Element data from apps and pages:

+ + + + + + +

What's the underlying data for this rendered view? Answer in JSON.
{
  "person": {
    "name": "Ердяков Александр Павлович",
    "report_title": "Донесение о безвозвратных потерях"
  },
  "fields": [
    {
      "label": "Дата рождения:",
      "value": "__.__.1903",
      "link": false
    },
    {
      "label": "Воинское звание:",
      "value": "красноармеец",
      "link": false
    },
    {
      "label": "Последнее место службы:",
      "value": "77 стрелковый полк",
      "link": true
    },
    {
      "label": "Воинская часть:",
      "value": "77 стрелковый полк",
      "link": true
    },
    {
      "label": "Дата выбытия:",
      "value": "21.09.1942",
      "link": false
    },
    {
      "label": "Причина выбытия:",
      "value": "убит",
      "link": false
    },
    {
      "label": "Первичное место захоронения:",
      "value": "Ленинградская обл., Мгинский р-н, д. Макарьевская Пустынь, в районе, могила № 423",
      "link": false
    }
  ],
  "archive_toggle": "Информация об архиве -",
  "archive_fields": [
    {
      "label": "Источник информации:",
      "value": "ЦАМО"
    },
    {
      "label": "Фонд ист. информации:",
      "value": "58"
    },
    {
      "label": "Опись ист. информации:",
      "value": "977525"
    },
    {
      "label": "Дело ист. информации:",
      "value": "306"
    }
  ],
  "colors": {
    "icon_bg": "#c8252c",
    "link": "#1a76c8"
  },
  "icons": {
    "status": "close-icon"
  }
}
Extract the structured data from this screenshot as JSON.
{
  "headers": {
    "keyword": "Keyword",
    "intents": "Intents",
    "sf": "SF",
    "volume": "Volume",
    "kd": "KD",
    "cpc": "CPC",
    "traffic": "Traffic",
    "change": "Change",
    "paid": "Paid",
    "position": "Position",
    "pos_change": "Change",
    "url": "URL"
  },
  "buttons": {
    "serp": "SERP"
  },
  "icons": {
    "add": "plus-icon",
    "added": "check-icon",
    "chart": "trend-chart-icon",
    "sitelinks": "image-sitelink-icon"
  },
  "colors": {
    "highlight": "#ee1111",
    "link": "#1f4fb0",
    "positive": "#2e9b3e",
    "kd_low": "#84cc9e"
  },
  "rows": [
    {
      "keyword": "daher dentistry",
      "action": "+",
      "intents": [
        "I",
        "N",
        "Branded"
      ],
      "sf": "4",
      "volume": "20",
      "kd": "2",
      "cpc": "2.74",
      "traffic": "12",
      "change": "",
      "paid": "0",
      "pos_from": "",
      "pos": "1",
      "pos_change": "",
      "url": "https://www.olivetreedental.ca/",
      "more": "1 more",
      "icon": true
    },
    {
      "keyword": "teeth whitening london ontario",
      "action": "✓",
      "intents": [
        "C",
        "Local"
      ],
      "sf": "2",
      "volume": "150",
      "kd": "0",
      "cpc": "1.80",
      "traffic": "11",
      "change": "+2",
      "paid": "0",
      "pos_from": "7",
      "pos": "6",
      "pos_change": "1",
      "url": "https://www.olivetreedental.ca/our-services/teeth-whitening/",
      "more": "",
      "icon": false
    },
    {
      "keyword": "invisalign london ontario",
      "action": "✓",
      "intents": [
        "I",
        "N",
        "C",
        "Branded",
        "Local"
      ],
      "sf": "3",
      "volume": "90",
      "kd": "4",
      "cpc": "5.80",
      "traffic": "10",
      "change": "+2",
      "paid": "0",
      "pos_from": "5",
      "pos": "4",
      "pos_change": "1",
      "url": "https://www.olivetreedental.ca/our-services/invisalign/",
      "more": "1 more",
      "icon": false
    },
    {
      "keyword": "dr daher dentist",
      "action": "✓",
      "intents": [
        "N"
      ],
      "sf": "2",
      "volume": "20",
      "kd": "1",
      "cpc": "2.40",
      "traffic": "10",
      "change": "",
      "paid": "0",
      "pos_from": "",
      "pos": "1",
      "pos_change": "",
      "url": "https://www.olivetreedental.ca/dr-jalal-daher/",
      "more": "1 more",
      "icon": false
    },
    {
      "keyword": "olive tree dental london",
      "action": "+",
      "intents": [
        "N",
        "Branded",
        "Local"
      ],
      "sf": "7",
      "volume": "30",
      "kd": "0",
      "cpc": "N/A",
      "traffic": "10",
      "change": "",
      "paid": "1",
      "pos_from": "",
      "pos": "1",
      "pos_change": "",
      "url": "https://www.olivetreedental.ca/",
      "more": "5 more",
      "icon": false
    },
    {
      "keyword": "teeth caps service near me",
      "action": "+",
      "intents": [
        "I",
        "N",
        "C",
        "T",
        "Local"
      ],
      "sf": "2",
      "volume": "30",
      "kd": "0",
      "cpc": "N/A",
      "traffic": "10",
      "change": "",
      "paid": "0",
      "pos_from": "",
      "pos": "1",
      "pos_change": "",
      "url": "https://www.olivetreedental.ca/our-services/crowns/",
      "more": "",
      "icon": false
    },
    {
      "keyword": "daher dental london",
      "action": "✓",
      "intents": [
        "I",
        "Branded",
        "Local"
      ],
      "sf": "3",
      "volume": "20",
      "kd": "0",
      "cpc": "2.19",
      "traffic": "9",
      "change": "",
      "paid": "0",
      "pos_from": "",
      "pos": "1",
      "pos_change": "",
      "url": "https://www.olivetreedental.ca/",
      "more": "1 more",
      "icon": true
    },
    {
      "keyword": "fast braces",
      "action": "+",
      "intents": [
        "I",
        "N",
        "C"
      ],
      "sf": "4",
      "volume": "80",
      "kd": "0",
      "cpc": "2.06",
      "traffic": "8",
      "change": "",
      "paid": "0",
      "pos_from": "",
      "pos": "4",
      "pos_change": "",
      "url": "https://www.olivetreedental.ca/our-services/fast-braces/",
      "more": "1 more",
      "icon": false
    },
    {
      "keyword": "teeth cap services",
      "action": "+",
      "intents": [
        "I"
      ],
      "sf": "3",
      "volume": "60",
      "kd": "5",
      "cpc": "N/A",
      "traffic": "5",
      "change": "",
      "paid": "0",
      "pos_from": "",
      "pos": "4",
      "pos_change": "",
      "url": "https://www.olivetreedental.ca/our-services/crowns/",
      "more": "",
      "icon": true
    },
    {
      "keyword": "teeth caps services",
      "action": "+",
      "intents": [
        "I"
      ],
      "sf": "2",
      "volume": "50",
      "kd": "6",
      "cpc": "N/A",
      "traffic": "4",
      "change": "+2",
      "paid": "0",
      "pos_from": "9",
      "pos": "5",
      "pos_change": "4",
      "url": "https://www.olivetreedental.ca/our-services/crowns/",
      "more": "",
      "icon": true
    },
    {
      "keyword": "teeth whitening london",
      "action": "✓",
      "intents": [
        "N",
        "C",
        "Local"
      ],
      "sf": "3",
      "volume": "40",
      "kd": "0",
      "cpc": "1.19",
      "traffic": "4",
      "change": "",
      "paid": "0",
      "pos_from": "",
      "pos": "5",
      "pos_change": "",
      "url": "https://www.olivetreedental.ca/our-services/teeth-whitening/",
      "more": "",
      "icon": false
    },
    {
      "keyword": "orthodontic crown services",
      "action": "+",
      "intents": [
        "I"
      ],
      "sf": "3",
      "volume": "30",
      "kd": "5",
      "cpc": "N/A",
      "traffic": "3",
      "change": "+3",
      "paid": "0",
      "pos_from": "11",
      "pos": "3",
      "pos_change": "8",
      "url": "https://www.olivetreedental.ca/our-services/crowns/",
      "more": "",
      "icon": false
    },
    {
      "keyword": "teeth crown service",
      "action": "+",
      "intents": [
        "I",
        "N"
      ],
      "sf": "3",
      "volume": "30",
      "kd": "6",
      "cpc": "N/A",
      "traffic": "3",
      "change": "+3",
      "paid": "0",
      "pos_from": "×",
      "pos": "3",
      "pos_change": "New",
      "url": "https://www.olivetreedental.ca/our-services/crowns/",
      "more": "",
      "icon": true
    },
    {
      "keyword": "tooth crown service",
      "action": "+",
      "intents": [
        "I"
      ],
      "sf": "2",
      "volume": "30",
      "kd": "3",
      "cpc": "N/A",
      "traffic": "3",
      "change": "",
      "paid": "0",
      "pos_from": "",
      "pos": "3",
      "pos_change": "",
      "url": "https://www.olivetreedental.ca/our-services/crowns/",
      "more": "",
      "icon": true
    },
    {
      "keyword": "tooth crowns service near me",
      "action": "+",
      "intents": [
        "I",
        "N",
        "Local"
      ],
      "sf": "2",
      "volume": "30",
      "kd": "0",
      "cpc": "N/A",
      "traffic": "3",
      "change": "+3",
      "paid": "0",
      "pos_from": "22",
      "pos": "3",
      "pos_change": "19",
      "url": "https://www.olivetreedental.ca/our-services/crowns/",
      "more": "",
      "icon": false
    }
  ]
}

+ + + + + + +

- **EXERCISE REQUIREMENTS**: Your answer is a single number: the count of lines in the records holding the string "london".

- **RESULT**: 5